Recent data has indicated that the scope of mental health related illness in the Illawarra Shoalhaven district is consistently higher than NSW and national averages, according to the Australian Bureau of Statistics, HealthStats NSW and the Illawarra Shoalhaven Suicide Prevention Collaborative

Safe Haven Wollongong services manager, Sarah Holmes believes that the high statistics of mental illness in the Illawarra Shoalhaven is due to multiple environmental factors, as well as the pandemic.

“Over the last year we had not only the response to COVID-19 and what that meant for households and communities, but also significant environmental disasters,” Ms Holmes said.

“We had the numerous occasions of flooding and we also had the bushfires, so I definitely think it’s been a big couple of years for the Illawarra Shoalhaven in particular.”

Safe Haven Wollongong provides an alternative place to the hospital emergency department for anyone who is feeling emotional or suicidal distress.

Illawarra resident Kittie Humphries has suffered from a diagnosed major depressive disorder and generalised anxiety, and said she is not surprised by the mental health statistics in the Illawarra Shoalhaven region.

“Some of the reasons affecting this is the housing crisis and increased population in the area, with very limited facilities or services and economic inequality,” Miss Humphries said.

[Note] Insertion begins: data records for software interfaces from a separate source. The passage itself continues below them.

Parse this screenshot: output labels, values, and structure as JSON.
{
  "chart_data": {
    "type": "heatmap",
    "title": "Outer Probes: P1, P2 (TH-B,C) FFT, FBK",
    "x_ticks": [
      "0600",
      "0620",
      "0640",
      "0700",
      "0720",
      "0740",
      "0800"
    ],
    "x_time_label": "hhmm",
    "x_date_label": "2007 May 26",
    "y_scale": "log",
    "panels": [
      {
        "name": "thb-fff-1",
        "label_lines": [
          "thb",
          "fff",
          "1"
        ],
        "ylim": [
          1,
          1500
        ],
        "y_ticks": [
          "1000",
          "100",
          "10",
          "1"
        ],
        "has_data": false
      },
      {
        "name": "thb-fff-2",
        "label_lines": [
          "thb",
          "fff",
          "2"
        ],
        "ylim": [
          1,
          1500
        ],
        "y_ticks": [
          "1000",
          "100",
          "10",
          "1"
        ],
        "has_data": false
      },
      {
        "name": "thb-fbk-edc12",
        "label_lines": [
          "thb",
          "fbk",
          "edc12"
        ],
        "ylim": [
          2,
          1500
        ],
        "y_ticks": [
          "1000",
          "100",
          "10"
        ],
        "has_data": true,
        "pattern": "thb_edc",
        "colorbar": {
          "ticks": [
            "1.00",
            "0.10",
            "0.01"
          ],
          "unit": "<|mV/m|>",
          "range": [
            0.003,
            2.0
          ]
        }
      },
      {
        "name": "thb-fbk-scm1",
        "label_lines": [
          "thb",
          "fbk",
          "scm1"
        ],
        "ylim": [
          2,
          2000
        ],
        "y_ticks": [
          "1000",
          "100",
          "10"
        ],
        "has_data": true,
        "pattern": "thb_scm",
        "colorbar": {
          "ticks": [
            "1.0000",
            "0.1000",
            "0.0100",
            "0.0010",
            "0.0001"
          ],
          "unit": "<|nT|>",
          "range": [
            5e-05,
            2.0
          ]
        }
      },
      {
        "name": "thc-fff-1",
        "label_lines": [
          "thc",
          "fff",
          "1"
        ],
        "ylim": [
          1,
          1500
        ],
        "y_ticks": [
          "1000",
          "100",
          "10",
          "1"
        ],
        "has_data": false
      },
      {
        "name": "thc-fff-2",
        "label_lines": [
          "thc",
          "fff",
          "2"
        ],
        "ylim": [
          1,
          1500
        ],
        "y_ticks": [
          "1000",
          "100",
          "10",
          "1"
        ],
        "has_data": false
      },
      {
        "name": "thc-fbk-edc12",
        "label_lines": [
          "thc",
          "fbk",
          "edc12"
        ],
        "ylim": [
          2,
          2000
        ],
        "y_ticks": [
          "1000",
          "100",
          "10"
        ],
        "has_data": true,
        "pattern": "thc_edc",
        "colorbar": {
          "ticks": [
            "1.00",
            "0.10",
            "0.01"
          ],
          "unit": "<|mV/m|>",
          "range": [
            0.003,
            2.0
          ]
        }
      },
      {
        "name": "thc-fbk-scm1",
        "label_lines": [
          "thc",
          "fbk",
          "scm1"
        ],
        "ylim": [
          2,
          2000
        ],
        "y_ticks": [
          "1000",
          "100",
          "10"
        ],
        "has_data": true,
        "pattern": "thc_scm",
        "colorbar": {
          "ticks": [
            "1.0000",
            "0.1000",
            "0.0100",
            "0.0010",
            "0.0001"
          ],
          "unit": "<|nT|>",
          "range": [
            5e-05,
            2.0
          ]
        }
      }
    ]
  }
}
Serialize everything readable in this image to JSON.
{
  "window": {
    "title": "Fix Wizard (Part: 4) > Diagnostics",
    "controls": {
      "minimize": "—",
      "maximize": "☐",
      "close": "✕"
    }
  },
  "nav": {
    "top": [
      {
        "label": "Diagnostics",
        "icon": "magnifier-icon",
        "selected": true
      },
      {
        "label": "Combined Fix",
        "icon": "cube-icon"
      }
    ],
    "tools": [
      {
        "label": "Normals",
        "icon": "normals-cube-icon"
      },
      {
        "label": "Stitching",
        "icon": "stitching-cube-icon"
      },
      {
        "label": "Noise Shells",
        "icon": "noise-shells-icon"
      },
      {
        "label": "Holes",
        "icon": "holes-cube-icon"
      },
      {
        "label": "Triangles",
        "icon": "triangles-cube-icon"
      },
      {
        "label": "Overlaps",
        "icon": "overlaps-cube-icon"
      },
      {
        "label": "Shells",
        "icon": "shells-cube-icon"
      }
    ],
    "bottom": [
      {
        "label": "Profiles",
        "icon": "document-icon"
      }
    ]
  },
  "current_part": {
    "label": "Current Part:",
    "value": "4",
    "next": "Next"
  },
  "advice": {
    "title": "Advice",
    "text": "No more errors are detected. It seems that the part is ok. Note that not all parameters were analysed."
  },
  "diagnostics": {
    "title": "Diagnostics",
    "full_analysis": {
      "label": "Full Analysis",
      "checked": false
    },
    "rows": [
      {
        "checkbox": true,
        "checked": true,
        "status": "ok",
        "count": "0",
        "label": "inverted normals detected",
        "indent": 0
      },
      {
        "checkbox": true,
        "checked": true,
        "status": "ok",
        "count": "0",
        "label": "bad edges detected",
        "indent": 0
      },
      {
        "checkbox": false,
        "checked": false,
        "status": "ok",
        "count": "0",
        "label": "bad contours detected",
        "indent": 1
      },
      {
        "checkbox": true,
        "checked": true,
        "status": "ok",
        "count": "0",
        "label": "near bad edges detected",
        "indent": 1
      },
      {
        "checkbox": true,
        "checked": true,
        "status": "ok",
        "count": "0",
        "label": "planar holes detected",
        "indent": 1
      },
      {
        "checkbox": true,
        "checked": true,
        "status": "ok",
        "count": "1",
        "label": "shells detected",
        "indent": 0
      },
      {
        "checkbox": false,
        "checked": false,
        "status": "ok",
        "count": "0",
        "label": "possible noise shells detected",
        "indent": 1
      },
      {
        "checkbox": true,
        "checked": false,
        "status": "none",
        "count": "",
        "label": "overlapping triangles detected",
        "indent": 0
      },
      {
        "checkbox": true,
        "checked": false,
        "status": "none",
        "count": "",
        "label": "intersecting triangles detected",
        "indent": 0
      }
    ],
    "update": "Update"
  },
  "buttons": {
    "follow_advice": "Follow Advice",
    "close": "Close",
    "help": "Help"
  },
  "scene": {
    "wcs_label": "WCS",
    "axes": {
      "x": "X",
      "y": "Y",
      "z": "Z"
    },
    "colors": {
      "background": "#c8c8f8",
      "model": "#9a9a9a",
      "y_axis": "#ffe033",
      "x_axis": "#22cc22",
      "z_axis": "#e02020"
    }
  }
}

“Also waitlists for assistance are absolutely insane. Being on suicide watch and told it’s two months until you can see a psychiatrist to potentially start medication that you can’t afford isn’t exactly the light at the end of the tunnel.

“I feel like there is a wider variety and more accessible resources for youth, but there could be more resources in the Illawarra for adults over 25, especially for people in lower economic areas.”

One statistic of the Illawarra Shoalhaven mental health landscape that aligns with the national statistics is the higher suicide rates in males. 

“The biggest thing with male suicide, not only locally but nationally is the silence and the culture,” Ms Holmes said.

“Men don’t often reach out for support due to a culture of being strong and the bread winner, bringing everything into their household.

“This silence can stop men from reaching out.”

Data on mental health provided by organisations like the Australian Bureau of Statistics, HealthStats NSW and the Illawarra Shoalhaven Suicide Prevention Collaborative help to not only distinguish which local areas are in crisis, but also which aspects of mental health require further aid and attention.